→ **EXERCISE**: Check every line below for the word "name" and copy each one that has it.

→ **RECORDS FOR THE EXERCISE**:
>>>
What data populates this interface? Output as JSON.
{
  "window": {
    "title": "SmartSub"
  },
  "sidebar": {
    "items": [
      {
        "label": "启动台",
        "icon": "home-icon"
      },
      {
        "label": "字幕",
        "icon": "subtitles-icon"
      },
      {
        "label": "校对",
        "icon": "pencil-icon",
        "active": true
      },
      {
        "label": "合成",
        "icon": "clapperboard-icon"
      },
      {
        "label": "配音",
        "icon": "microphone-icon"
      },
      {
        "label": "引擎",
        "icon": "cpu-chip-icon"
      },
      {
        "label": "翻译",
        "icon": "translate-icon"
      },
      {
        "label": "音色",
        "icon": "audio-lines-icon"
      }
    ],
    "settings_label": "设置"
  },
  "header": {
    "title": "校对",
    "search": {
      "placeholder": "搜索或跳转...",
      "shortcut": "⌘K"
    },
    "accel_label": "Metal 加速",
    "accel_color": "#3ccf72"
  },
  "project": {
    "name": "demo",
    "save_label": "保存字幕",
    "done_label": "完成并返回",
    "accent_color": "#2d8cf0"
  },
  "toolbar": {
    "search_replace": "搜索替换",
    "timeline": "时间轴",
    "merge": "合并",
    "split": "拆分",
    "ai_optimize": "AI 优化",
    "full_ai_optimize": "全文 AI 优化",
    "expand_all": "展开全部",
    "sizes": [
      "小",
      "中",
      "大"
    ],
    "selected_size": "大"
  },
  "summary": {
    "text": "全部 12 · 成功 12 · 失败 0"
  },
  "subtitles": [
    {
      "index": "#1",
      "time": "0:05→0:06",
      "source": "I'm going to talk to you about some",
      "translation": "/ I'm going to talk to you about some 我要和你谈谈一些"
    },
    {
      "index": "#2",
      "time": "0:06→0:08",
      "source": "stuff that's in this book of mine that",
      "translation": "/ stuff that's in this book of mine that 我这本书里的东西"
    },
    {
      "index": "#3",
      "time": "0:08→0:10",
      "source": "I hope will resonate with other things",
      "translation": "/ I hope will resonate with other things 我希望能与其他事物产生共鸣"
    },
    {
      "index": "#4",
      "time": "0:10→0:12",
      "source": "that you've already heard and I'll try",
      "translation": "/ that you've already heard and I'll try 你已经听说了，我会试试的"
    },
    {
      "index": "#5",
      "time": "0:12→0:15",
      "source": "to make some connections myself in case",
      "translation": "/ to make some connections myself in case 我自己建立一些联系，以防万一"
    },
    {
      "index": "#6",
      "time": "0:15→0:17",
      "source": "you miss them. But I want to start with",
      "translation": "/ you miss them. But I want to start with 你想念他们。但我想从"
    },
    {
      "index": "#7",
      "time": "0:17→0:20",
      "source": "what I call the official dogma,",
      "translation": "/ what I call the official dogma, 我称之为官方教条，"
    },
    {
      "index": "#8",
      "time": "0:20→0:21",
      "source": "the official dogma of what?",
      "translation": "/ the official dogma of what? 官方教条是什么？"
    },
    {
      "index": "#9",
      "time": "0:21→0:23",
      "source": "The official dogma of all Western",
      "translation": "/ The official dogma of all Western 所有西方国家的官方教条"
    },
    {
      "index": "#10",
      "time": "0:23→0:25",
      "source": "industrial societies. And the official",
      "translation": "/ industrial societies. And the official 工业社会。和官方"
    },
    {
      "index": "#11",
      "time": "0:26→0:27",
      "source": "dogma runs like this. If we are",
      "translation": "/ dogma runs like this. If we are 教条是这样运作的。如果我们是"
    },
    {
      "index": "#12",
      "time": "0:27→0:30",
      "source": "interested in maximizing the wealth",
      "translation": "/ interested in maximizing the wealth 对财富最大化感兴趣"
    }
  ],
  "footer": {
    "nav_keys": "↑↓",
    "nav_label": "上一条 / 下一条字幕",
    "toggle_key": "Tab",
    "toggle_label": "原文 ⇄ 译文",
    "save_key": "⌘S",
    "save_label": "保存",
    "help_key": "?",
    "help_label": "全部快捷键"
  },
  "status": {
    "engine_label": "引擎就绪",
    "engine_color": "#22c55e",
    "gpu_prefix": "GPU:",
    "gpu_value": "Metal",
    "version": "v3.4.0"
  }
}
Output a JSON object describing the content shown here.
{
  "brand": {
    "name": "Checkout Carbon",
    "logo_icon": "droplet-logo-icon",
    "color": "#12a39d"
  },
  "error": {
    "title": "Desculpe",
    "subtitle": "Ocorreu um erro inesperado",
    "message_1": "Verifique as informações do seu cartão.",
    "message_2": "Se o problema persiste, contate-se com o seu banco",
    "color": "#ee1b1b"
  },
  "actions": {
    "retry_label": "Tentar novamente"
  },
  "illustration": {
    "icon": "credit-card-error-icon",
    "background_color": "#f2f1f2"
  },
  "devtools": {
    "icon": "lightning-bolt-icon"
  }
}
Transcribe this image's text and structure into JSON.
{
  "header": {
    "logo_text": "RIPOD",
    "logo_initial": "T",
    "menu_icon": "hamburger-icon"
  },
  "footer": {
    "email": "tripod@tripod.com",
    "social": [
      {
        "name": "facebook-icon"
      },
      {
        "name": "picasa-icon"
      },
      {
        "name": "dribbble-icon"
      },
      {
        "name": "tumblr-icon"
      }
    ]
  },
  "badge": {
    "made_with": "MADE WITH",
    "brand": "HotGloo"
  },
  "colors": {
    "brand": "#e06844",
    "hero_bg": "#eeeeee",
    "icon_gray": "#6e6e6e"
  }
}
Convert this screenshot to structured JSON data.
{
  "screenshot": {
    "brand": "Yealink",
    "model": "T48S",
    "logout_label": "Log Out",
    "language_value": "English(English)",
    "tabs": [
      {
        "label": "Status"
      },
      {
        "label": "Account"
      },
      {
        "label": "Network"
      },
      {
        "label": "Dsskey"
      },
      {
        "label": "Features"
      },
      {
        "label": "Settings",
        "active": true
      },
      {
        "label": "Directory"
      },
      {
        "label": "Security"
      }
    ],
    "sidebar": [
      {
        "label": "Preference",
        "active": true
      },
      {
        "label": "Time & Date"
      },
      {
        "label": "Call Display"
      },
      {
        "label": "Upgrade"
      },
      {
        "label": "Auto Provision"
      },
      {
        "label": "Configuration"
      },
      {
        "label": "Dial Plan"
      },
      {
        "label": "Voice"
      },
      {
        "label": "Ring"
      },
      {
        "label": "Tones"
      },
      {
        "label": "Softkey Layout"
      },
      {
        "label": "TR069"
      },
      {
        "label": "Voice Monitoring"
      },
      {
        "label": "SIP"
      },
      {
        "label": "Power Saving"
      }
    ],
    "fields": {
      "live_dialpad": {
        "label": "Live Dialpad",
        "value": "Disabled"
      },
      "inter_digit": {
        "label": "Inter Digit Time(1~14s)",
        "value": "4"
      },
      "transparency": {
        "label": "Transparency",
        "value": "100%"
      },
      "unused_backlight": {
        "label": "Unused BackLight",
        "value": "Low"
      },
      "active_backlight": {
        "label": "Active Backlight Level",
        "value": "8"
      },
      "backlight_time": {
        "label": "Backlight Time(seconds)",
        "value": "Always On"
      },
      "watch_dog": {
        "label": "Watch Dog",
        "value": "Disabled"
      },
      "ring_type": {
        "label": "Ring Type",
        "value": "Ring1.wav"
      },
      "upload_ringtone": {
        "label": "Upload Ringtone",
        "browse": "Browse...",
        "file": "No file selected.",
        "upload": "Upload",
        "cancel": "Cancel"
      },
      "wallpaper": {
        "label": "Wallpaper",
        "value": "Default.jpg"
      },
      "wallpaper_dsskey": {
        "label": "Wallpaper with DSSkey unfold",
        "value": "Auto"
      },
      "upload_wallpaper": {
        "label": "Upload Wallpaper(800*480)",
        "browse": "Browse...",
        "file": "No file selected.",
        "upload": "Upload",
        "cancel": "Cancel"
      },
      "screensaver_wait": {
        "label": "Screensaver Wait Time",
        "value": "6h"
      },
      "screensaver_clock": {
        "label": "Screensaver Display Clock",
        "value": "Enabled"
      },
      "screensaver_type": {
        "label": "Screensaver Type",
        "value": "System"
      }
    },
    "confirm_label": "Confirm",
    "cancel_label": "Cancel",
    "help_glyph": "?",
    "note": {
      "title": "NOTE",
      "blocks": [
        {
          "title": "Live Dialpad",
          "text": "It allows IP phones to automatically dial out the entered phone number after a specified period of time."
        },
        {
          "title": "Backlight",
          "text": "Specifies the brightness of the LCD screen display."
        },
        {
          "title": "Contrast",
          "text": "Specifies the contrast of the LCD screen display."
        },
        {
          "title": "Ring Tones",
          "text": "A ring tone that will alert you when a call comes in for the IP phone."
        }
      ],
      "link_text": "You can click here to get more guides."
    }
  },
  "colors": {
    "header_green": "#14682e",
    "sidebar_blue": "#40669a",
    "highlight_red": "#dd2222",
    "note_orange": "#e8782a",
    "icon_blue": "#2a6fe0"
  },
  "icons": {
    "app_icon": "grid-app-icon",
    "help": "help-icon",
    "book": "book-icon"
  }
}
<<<
→ **RESULT BELOW**:
    "name": "demo",
    "name": "Checkout Carbon",
        "name": "facebook-icon"
        "name": "picasa-icon"
        "name": "dribbble-icon"
        "name": "tumblr-icon"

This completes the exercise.